INPUT DATA Block Start
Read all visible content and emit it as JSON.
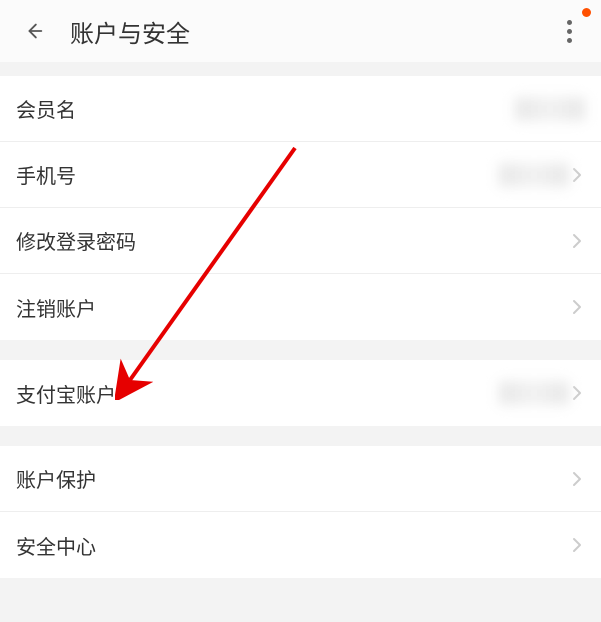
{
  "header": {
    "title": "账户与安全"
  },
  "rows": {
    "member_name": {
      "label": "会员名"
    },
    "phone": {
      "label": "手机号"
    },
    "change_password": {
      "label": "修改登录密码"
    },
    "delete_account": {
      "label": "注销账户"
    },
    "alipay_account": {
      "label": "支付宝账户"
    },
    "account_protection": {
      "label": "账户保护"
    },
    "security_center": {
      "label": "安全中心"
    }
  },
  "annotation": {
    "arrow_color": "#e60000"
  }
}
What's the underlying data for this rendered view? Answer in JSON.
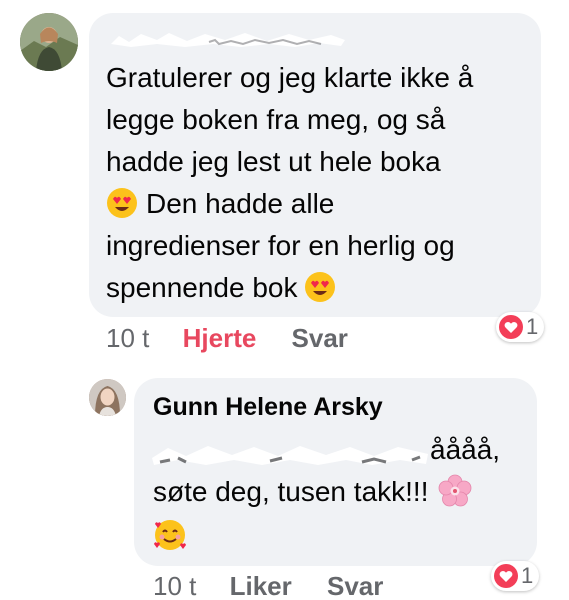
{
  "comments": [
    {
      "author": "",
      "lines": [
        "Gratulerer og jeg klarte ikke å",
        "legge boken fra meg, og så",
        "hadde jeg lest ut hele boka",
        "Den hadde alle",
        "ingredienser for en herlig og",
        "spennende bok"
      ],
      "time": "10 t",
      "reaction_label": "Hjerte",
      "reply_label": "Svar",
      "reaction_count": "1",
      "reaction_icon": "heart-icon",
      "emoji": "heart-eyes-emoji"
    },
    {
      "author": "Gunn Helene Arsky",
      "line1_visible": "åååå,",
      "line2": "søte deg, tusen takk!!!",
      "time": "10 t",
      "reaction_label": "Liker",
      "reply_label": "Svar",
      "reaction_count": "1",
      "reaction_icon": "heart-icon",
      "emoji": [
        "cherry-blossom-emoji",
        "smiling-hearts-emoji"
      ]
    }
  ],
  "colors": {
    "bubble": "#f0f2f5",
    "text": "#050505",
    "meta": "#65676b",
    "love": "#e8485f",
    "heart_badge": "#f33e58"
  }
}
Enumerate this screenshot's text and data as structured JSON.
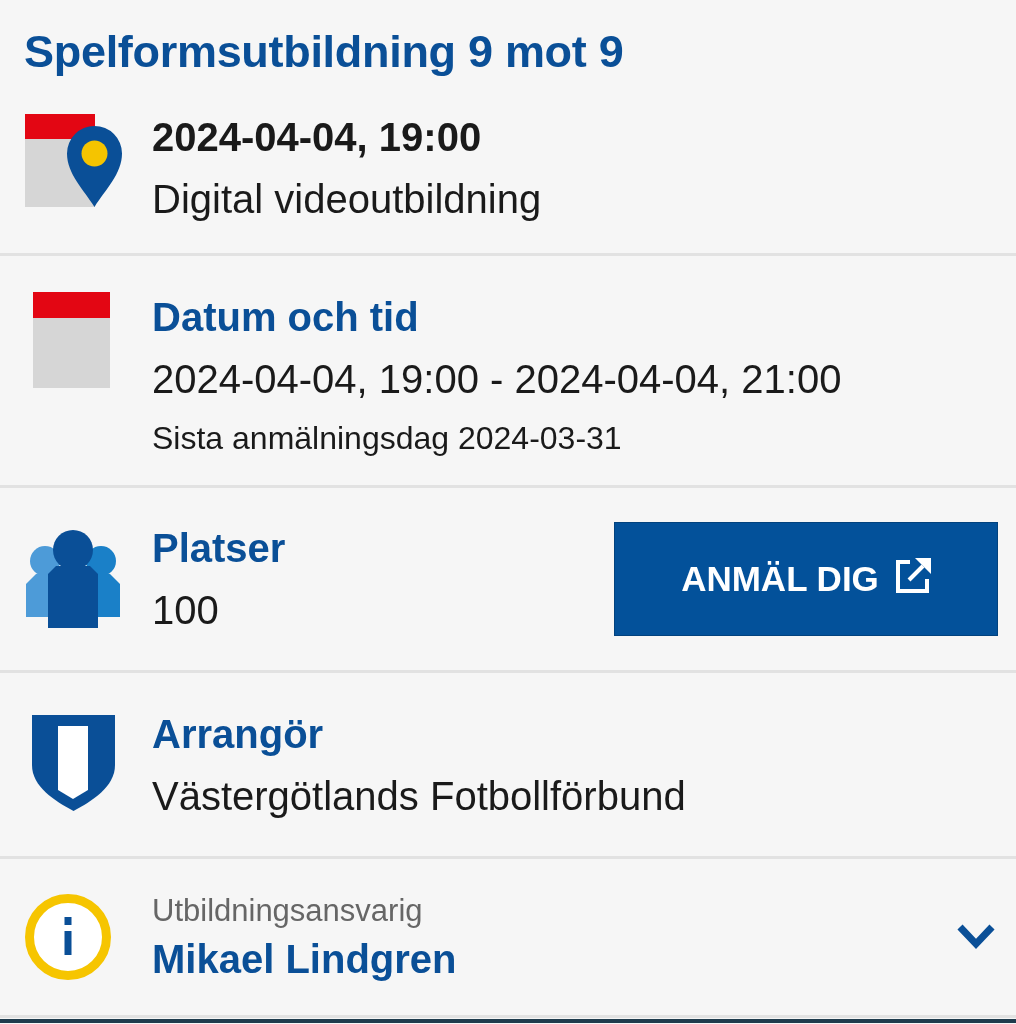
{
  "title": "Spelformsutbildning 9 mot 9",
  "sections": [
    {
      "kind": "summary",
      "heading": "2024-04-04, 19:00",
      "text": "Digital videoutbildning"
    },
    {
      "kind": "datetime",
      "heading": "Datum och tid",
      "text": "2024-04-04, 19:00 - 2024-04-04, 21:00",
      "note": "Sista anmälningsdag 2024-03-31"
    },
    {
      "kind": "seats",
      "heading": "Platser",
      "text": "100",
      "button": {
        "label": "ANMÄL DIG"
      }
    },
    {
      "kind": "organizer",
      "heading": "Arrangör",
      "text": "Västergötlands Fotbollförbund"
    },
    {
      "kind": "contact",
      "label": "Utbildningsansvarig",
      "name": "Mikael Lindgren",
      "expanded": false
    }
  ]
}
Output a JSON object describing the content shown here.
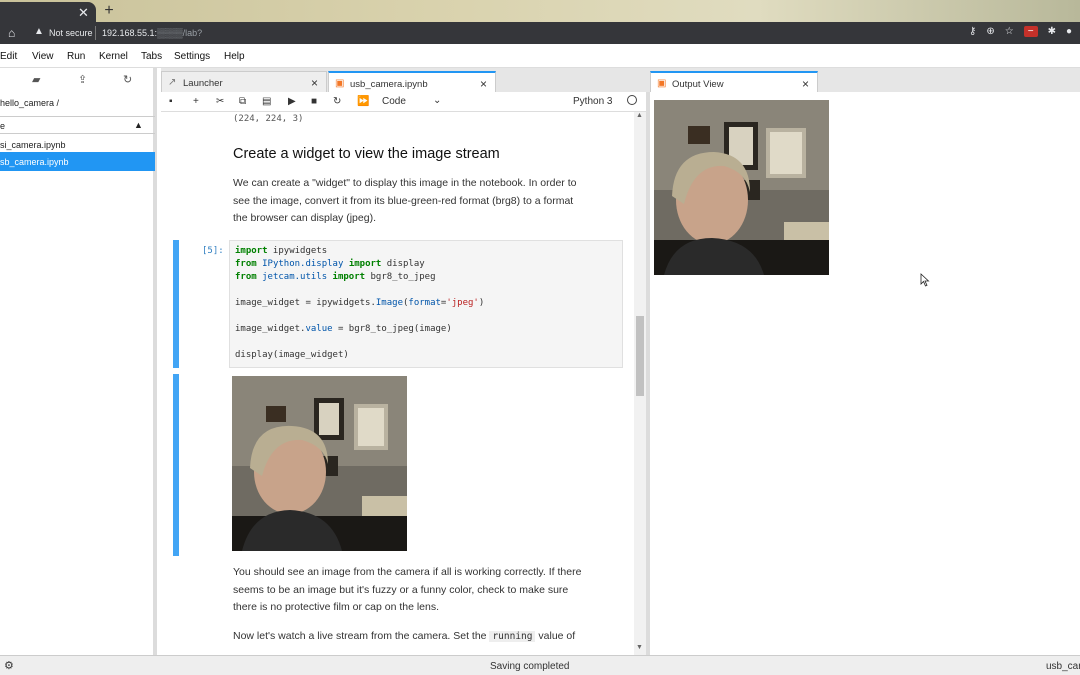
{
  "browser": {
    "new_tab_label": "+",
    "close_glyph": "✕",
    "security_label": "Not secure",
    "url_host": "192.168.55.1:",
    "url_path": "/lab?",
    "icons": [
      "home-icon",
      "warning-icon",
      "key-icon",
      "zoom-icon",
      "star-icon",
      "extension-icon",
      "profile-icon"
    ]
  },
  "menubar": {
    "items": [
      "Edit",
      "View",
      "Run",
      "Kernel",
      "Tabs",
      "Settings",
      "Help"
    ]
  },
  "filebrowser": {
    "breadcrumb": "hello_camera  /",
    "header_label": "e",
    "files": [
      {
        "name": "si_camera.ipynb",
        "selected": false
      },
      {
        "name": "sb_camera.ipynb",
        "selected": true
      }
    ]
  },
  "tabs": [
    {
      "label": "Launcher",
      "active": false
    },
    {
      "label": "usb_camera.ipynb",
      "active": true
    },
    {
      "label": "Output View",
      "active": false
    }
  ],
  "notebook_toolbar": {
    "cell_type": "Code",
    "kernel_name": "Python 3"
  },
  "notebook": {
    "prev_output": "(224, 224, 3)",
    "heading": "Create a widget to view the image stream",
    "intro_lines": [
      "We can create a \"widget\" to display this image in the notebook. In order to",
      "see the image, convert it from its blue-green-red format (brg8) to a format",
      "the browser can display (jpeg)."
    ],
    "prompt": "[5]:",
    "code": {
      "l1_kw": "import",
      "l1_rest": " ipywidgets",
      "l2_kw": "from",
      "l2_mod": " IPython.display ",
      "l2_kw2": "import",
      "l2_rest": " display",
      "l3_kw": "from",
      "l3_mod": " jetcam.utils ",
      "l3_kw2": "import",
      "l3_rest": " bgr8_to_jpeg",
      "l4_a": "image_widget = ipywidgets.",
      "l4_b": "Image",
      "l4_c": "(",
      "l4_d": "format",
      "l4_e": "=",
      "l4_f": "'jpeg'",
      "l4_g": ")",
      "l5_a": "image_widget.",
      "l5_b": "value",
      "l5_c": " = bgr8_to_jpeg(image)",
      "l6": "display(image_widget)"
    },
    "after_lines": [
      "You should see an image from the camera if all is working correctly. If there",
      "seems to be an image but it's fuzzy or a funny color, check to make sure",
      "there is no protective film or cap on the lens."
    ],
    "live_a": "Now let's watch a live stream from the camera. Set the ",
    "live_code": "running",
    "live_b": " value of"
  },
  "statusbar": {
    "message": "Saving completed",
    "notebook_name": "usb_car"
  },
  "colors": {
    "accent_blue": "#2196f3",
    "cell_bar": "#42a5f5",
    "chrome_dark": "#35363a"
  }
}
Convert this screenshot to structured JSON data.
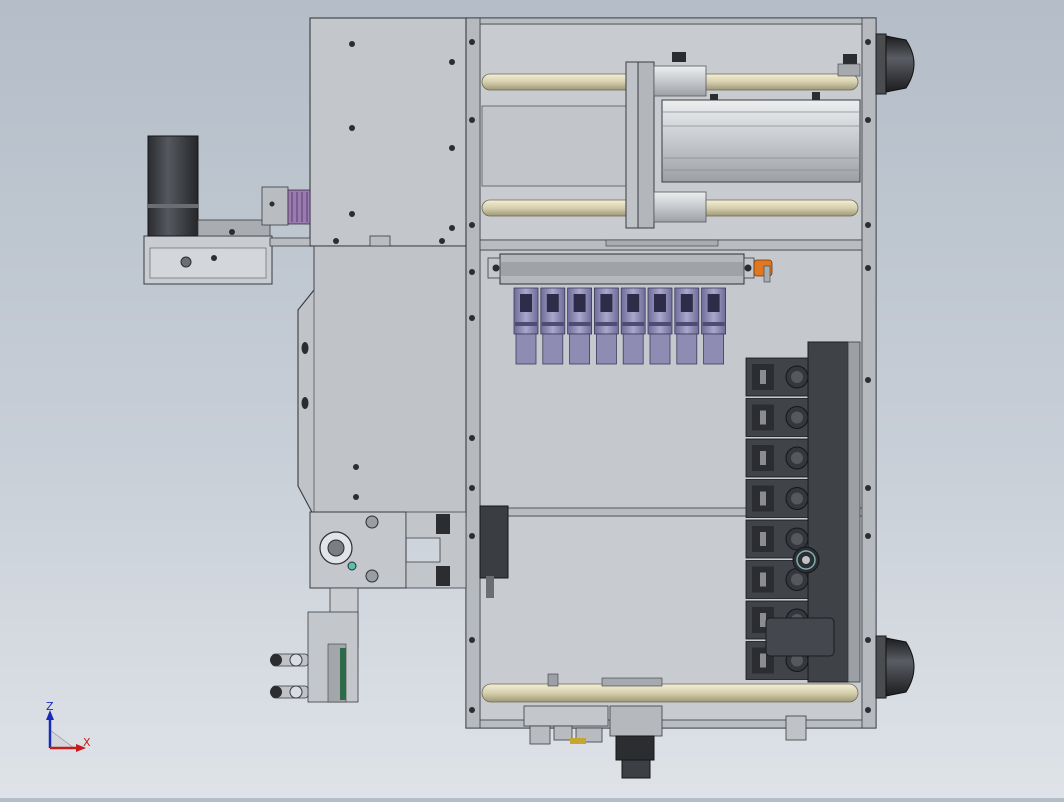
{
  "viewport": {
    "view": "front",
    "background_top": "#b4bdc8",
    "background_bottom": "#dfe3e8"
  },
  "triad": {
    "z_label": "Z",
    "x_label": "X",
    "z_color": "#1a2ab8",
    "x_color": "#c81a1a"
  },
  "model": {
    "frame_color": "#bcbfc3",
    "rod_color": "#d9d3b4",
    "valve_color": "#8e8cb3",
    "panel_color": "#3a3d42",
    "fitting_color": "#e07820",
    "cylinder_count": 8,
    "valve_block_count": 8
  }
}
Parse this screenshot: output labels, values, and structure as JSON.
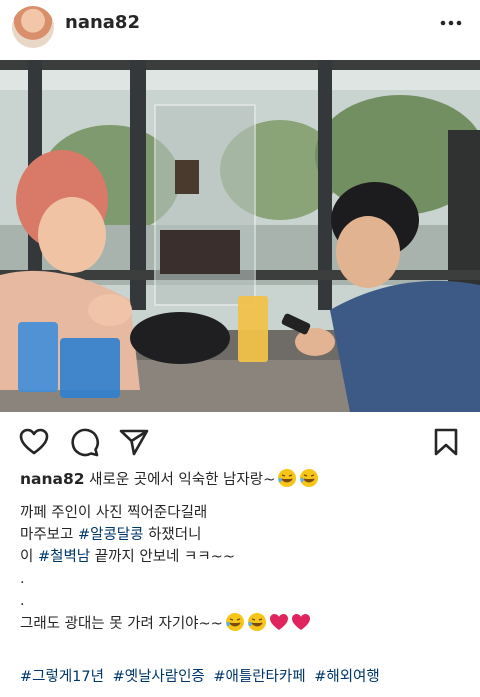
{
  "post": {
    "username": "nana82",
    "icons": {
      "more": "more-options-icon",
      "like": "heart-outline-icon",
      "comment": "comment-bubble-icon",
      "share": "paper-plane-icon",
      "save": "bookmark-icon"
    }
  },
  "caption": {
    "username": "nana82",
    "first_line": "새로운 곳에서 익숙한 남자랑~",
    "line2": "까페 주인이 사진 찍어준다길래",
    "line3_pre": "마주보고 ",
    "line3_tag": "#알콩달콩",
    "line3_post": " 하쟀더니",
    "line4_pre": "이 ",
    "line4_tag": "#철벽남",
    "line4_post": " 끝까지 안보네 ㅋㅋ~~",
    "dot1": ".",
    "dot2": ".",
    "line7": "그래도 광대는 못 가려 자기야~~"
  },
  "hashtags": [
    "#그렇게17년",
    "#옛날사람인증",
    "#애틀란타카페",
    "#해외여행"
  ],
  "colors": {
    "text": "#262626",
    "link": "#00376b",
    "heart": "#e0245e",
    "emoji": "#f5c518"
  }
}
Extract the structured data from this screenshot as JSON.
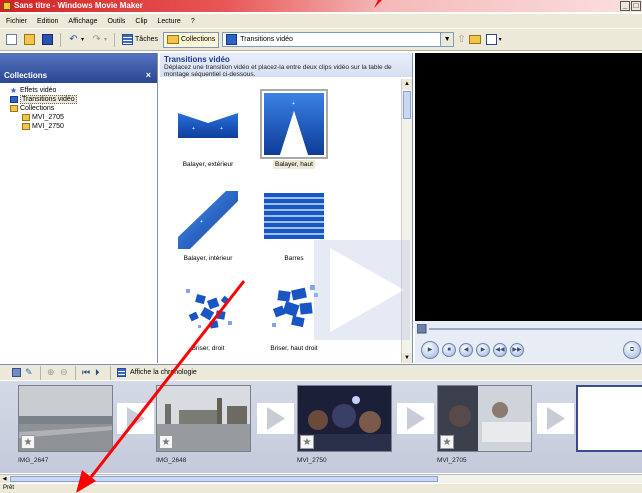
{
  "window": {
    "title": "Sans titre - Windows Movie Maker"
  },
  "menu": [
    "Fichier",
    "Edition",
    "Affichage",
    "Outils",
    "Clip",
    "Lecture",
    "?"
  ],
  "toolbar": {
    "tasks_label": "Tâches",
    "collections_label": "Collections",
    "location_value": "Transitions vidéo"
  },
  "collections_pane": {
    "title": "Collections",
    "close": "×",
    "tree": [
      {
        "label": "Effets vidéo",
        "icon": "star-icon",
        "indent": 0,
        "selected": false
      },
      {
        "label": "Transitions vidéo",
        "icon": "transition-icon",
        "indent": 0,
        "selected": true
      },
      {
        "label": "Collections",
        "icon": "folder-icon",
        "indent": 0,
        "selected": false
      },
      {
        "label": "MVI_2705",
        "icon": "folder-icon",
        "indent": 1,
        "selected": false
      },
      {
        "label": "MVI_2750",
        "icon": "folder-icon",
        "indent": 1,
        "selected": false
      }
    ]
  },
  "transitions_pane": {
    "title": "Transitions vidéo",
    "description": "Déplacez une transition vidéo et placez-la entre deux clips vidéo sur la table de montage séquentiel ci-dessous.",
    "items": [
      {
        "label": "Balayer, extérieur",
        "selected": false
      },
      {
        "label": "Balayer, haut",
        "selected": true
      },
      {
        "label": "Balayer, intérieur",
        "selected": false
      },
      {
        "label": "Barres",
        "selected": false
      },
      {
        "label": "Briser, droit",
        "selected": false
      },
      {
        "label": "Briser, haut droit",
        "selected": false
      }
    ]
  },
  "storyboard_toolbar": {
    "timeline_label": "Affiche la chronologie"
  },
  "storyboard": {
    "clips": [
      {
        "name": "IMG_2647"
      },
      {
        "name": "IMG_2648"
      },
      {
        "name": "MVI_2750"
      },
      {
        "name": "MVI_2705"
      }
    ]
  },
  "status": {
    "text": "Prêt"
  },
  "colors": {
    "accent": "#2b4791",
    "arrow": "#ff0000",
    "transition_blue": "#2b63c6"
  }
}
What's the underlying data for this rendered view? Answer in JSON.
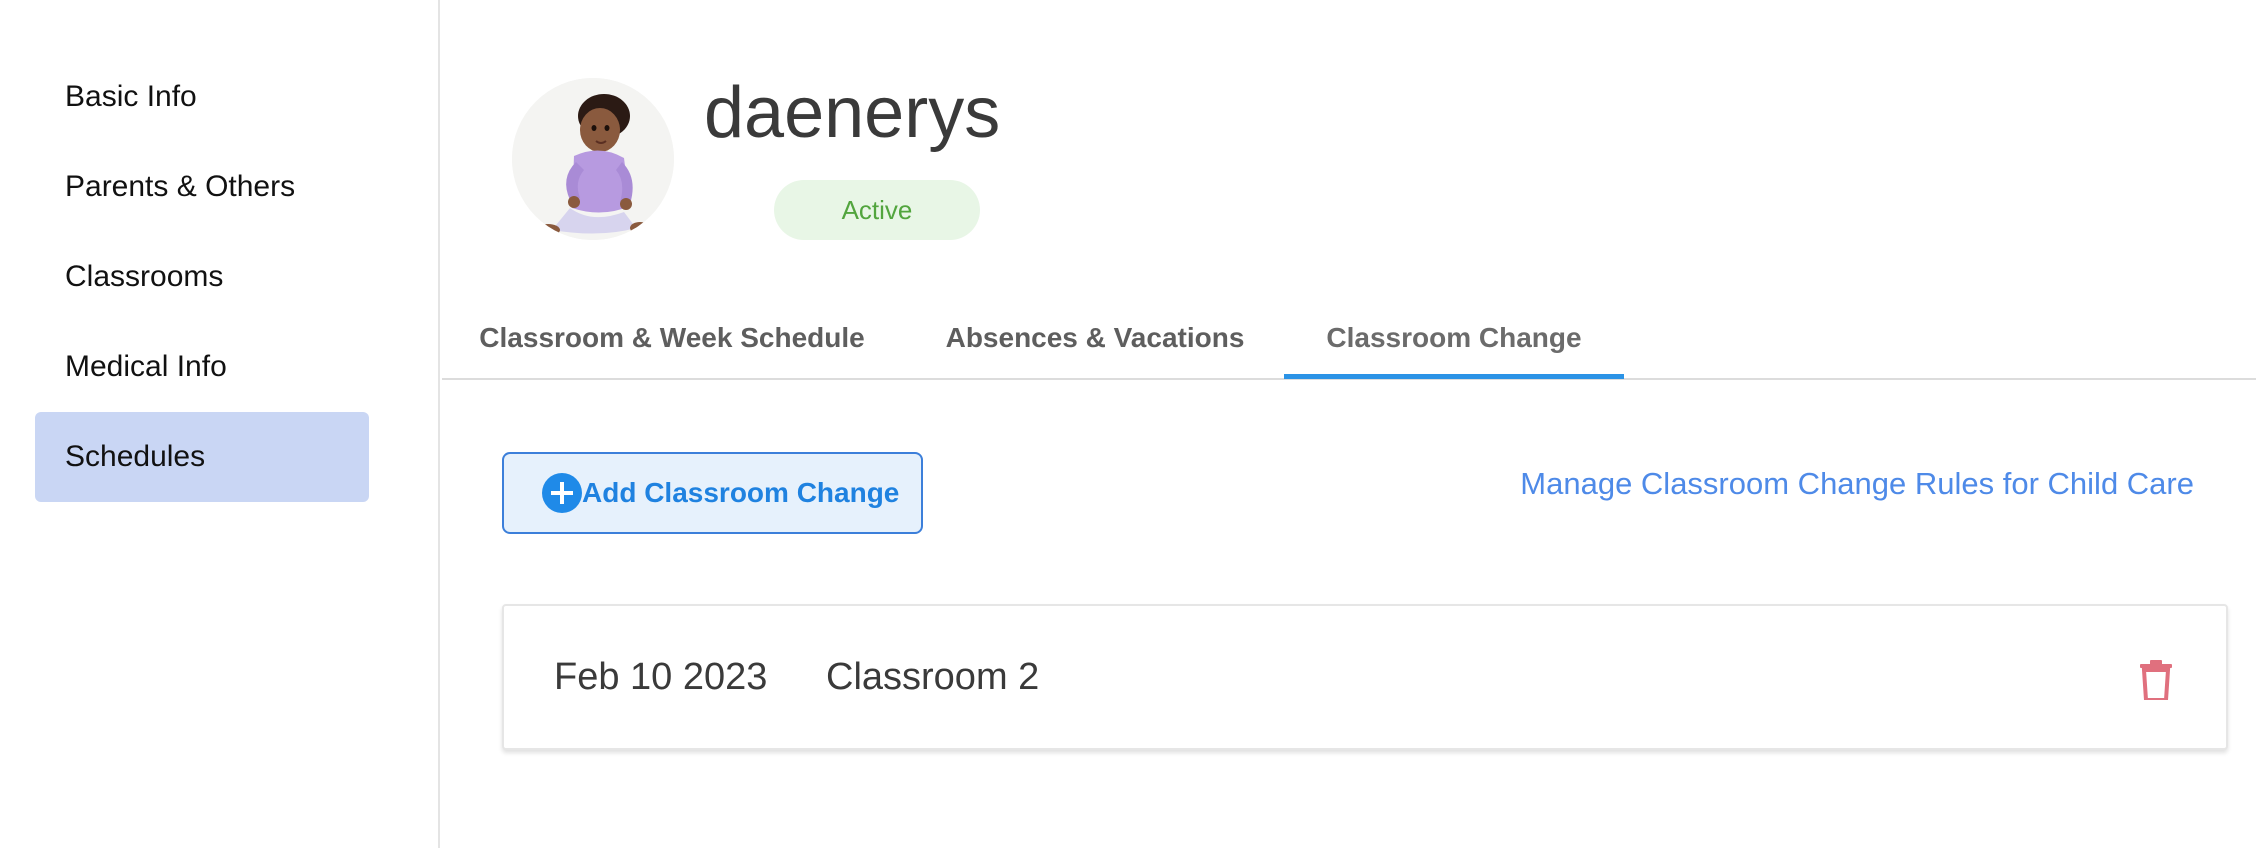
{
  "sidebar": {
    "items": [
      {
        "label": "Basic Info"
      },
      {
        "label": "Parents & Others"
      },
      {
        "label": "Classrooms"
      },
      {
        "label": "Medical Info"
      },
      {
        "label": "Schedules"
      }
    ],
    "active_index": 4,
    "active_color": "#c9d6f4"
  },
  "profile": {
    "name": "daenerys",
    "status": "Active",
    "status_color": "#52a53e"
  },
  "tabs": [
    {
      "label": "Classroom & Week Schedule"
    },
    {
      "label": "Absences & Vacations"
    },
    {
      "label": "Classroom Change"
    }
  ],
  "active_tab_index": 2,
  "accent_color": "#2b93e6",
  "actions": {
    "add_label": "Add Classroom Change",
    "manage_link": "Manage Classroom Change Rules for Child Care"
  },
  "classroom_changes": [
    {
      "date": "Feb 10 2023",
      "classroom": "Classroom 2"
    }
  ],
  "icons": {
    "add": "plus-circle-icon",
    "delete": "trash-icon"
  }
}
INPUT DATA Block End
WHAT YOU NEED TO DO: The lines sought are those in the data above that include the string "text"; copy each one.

ANSWER TO THIS EXERCISE:
    "text": "#050505",
Enumerate this screenshot's text and data as structured JSON.
      "text": "Digital videoutbildning"
      "text": "2024-04-04, 19:00 - 2024-04-04, 21:00",
      "text": "100",
      "text": "Västergötlands Fotbollförbund"
    "text": "#262626",
    "text": "Prêt"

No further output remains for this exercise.